• _Work instructions_
Work through the data and say how many lines contain "title". The number alone is the answer.
____________________
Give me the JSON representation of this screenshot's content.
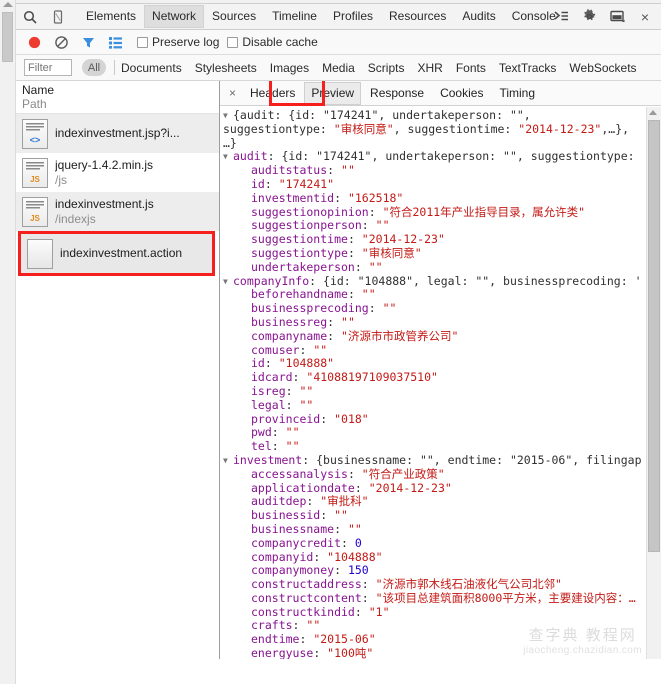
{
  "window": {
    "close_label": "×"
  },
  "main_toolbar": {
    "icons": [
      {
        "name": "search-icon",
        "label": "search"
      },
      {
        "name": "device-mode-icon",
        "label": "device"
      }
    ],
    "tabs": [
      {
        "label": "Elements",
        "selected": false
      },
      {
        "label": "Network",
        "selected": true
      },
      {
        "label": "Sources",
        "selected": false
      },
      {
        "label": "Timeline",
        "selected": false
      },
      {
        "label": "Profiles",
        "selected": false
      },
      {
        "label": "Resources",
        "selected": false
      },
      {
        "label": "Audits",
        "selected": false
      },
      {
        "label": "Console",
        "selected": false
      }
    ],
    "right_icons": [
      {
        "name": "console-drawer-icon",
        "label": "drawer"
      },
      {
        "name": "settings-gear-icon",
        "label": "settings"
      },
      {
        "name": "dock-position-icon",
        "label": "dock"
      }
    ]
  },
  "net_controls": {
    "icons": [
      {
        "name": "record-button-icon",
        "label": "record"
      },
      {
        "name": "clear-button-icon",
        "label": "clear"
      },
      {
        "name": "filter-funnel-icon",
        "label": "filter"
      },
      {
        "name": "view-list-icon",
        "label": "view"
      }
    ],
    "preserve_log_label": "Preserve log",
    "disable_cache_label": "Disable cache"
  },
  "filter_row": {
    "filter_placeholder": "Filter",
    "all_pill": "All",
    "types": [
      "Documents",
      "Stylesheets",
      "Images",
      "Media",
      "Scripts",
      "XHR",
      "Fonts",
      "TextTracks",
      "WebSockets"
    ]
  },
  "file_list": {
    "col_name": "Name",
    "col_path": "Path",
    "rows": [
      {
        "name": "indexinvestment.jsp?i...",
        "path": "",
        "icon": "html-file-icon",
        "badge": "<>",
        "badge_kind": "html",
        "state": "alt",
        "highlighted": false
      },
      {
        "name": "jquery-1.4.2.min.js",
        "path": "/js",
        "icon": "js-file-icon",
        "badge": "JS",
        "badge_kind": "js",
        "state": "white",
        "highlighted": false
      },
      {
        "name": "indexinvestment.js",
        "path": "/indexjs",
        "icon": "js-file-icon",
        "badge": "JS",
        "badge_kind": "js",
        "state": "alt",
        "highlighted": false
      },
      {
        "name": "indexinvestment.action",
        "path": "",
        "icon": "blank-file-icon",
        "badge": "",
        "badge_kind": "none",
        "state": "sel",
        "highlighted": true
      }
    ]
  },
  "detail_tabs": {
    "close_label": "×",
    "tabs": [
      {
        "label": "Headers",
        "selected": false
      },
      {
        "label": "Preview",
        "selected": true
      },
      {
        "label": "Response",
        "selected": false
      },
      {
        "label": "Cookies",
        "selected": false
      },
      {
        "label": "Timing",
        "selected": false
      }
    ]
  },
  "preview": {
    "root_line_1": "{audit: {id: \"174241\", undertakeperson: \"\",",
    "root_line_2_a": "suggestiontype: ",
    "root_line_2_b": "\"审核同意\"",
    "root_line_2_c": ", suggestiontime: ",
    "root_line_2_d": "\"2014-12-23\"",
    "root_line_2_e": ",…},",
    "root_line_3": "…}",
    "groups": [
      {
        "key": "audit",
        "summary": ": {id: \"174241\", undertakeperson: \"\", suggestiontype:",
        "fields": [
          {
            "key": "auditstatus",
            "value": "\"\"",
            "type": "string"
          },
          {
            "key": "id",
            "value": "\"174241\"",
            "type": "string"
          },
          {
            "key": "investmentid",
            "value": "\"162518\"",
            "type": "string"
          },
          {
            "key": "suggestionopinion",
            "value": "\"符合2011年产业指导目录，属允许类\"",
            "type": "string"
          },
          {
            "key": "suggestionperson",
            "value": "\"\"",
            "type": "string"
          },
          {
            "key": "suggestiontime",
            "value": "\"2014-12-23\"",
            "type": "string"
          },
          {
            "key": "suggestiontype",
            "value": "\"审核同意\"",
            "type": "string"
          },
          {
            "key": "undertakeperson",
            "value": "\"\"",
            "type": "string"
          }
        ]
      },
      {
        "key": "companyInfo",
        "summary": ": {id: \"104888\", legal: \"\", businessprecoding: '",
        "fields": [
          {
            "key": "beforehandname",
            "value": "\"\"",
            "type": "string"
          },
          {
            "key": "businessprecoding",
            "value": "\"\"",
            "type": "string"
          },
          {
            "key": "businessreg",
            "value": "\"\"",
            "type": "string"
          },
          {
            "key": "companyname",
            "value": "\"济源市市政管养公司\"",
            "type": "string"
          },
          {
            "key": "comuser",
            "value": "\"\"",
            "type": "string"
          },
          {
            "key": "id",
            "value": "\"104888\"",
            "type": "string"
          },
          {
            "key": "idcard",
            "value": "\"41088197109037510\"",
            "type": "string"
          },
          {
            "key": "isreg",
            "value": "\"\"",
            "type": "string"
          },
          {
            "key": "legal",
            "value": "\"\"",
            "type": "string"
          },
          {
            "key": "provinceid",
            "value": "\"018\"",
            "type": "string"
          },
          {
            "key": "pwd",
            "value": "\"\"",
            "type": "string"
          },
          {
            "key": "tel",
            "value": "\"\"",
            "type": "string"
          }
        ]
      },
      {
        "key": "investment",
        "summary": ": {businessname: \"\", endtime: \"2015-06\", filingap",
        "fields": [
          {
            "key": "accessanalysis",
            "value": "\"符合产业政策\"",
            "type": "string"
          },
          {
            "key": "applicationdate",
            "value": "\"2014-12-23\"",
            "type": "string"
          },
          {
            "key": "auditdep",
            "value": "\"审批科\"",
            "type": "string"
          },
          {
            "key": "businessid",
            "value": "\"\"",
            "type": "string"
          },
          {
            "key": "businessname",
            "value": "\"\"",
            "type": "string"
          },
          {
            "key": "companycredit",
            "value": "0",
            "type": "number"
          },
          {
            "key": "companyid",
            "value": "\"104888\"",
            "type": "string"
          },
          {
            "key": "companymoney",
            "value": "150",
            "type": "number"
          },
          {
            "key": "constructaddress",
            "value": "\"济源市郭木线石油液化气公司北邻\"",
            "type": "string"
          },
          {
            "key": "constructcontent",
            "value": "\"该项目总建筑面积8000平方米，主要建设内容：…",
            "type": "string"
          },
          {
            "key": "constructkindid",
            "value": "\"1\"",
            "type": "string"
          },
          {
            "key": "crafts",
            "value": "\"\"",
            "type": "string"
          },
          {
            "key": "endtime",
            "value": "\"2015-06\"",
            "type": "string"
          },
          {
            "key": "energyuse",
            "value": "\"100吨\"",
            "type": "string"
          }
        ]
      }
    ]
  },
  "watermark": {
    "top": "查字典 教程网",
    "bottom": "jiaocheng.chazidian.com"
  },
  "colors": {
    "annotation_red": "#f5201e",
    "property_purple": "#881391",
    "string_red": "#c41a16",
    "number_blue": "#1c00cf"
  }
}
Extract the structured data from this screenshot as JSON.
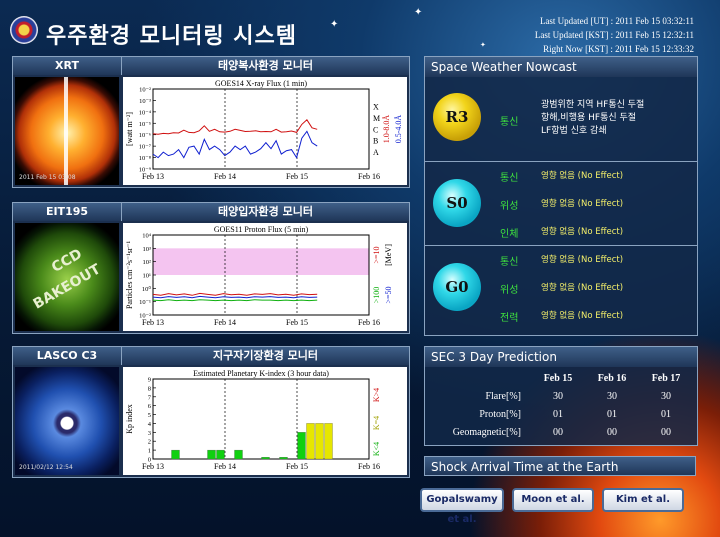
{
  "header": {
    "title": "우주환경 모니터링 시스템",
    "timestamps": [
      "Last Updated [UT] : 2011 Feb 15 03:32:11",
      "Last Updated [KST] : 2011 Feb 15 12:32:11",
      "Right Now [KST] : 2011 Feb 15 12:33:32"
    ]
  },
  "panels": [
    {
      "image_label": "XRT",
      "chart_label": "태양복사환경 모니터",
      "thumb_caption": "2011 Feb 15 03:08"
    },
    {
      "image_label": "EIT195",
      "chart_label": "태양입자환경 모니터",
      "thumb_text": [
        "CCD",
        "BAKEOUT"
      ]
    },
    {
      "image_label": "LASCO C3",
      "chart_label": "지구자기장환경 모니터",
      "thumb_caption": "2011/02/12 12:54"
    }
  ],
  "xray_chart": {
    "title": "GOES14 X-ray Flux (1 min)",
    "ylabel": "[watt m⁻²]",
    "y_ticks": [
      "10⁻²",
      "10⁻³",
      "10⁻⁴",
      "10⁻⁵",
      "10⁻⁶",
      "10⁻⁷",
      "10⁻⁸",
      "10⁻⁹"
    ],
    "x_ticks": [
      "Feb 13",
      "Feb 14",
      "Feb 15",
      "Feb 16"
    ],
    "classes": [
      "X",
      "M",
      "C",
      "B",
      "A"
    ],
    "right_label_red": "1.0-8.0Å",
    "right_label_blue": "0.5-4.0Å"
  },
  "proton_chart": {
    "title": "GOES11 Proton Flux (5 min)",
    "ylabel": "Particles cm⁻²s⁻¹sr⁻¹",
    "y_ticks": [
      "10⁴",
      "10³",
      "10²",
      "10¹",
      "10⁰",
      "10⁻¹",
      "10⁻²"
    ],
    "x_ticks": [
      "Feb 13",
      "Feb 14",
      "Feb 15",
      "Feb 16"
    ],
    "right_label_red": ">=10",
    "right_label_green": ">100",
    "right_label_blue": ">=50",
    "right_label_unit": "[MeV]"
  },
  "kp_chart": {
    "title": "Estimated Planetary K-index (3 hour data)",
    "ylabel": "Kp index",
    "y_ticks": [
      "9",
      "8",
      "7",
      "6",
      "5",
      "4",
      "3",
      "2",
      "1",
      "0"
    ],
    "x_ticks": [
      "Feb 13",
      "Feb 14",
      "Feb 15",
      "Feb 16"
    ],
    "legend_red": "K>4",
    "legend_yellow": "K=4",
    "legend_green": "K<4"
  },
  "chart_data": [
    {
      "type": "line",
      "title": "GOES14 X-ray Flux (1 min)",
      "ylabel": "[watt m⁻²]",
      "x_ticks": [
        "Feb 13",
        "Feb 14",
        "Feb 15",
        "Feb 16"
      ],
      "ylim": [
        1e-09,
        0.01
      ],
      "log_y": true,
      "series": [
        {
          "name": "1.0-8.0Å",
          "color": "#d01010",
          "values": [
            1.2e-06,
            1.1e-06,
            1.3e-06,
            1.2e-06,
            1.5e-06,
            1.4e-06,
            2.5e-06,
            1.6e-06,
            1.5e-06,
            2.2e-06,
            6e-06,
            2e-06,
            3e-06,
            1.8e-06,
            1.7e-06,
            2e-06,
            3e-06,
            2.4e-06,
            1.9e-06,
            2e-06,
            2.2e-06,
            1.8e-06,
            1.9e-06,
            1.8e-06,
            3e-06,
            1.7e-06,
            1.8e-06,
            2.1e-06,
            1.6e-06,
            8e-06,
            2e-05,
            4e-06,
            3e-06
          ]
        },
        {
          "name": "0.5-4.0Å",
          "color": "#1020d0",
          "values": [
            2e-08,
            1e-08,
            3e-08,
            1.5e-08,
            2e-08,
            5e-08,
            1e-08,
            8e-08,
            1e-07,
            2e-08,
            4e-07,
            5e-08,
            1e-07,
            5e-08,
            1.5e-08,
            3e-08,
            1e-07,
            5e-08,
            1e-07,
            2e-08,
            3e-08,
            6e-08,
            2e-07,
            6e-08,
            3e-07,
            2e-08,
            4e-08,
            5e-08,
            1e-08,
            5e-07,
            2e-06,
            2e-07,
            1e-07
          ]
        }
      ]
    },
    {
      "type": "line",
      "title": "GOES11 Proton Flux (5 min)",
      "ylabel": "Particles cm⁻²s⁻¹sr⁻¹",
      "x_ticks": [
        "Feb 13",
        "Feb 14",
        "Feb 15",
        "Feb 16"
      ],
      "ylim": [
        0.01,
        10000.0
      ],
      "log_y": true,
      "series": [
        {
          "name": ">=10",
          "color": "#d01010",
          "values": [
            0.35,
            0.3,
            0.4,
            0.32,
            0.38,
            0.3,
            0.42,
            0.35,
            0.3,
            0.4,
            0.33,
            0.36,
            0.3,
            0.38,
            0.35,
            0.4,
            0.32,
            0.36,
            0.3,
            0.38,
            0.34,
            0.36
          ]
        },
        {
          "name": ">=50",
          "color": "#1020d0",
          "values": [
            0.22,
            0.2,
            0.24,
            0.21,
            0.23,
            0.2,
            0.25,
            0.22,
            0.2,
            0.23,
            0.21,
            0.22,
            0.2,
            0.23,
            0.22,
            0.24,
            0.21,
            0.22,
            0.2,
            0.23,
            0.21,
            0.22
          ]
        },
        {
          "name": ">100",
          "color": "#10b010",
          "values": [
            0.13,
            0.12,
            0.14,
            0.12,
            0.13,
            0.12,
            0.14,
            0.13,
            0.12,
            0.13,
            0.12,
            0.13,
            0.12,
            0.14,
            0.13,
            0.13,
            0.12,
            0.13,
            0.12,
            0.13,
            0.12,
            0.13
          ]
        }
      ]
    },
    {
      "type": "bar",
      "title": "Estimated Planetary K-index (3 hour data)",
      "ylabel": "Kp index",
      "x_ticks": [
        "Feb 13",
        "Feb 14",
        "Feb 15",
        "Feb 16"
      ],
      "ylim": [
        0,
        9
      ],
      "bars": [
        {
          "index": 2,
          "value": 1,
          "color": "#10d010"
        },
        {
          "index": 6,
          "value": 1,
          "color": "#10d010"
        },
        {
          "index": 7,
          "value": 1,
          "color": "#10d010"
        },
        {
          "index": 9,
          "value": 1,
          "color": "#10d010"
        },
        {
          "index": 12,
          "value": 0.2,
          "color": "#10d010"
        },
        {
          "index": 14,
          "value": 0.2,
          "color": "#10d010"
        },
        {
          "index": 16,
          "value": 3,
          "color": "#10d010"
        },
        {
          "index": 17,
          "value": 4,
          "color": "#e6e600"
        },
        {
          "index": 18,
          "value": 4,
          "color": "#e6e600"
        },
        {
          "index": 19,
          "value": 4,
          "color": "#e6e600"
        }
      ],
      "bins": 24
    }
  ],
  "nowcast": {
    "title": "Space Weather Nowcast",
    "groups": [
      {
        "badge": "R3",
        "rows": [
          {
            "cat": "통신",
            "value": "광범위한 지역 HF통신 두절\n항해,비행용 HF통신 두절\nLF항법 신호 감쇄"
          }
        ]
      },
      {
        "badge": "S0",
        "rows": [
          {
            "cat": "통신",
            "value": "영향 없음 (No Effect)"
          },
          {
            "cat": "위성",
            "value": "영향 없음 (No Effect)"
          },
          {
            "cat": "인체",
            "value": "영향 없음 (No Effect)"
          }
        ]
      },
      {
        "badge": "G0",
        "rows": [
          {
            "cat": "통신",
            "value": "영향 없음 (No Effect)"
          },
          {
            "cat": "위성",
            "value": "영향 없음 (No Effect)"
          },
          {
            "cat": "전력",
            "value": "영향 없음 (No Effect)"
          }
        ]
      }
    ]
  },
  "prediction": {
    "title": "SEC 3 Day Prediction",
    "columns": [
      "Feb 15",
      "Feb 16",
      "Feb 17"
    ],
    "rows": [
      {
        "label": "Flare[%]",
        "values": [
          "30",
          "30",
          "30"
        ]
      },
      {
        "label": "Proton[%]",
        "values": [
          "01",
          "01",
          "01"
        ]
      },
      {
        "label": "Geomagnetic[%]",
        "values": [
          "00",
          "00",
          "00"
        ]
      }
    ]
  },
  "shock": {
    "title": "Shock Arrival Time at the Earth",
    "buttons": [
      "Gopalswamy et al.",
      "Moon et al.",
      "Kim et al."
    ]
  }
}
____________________
• _Answer box_
10